Where a line below includes the word "number", copy that line.

EXTRACTED MATERIAL:
"""

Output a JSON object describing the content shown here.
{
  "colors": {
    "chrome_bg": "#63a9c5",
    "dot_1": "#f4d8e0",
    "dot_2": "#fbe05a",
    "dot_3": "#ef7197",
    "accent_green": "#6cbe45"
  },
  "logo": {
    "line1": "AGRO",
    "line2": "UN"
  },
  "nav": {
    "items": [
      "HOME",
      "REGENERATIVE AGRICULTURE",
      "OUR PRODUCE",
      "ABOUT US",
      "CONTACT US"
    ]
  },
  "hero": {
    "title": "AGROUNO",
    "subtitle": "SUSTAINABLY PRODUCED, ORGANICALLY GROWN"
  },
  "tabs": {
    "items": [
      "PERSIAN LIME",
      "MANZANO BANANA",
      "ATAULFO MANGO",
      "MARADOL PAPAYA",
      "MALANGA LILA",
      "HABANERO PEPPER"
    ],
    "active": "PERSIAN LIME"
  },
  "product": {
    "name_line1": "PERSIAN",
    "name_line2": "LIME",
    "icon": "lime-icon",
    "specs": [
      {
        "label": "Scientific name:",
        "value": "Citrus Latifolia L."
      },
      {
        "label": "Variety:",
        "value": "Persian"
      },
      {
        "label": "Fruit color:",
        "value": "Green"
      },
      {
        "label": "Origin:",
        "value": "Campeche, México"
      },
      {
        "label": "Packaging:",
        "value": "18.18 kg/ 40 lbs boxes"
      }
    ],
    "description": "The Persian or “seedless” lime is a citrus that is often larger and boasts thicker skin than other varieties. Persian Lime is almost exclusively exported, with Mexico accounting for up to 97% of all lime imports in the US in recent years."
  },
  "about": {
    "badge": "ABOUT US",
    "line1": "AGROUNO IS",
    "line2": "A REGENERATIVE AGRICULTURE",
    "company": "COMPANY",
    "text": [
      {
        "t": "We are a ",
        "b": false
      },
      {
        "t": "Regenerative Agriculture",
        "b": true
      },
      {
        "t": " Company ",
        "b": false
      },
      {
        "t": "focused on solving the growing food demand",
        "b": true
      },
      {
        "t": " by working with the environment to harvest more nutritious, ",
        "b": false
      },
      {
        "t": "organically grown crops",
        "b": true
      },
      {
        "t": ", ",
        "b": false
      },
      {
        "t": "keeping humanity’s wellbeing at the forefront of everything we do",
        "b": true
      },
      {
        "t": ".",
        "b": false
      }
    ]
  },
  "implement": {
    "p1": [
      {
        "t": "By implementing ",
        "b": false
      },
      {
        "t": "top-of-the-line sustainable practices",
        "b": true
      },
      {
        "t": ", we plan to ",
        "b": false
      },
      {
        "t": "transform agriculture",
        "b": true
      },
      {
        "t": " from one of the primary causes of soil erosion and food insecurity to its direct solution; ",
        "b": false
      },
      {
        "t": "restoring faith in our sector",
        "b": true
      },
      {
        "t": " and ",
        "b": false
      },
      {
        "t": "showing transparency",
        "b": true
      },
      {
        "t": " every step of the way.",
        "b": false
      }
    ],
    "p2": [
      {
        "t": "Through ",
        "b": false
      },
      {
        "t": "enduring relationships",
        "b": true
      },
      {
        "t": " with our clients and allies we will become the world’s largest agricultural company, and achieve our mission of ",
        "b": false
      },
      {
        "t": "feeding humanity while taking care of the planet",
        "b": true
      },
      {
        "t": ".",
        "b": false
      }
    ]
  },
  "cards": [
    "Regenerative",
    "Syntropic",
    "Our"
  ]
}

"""
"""

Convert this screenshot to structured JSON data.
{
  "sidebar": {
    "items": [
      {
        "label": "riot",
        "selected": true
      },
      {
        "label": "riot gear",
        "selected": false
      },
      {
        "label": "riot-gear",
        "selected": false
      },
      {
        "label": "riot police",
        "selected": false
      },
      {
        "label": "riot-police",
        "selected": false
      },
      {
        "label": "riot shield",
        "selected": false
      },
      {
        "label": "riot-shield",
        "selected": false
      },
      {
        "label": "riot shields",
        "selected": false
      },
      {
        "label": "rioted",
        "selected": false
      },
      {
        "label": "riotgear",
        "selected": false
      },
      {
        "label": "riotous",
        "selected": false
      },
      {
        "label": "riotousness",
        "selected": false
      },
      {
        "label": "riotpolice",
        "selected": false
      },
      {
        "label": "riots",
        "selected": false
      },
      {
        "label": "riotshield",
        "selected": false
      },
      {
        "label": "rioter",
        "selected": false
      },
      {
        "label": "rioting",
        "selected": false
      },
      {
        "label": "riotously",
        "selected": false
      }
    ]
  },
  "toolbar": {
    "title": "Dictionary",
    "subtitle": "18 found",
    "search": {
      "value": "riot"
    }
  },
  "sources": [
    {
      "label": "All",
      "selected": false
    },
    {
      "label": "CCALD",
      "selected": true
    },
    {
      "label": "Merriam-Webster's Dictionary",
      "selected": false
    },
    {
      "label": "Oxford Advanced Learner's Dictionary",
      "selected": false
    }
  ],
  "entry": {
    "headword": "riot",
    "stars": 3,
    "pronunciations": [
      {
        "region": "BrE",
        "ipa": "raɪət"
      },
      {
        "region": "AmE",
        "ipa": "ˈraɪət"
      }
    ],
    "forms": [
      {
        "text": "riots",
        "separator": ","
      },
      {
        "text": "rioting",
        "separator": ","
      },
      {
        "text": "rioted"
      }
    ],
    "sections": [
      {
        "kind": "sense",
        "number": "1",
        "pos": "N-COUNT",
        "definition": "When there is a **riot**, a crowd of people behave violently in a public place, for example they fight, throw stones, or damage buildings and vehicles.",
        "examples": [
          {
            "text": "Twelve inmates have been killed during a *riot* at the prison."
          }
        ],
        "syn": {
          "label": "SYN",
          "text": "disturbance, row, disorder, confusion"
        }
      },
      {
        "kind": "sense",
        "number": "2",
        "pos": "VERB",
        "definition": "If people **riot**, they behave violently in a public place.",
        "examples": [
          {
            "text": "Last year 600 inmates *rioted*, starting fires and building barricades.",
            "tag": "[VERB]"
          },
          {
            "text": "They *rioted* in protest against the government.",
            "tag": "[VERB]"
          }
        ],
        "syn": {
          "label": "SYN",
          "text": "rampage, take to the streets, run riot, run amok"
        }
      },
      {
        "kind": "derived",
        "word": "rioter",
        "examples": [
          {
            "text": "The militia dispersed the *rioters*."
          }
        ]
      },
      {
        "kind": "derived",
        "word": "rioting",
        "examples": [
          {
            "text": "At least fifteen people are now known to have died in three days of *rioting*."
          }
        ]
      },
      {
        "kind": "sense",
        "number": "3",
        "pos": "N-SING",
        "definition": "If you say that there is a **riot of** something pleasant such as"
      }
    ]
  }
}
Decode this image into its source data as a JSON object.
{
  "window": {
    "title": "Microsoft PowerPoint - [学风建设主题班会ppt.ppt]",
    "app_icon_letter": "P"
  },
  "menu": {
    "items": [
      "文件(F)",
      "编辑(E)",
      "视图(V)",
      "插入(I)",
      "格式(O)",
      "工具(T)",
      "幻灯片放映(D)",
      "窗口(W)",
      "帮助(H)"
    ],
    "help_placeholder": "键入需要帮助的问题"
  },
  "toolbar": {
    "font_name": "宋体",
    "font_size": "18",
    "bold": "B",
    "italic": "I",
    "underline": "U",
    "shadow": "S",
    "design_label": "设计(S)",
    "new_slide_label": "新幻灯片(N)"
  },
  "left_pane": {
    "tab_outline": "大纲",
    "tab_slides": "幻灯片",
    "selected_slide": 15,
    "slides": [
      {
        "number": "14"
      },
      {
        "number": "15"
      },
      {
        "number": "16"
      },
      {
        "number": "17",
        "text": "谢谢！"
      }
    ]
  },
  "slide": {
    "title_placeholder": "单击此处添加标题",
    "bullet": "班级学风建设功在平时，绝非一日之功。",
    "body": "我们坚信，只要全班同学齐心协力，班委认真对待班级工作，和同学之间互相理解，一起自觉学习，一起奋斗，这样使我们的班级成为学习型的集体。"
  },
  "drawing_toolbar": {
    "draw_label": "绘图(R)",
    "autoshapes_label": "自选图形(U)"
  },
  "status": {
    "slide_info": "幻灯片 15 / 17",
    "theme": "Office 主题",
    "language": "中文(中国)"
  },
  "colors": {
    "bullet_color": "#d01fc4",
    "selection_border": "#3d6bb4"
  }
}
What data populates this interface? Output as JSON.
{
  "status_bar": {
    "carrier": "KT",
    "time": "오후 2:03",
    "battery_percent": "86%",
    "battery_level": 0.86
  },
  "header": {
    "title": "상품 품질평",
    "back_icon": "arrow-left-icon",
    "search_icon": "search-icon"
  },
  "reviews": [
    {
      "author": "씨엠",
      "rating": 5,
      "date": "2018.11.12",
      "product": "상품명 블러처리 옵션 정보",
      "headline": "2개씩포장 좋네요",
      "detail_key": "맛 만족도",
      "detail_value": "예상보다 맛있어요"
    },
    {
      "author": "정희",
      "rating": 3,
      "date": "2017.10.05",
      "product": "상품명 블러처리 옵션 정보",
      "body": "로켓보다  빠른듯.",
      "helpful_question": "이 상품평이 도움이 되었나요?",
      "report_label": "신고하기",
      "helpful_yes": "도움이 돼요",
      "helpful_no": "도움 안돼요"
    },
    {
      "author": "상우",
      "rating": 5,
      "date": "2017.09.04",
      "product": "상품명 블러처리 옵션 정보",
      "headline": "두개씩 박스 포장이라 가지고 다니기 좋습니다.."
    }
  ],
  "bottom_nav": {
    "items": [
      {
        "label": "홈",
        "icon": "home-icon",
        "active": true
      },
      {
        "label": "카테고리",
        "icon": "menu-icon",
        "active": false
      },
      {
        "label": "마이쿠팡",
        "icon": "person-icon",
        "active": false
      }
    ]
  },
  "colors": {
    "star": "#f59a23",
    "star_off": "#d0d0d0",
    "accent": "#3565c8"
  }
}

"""

RESPONSE AREA:
        "number": "1",
        "number": "2",
        "number": "3",
        "number": "14"
        "number": "15"
        "number": "16"
        "number": "17",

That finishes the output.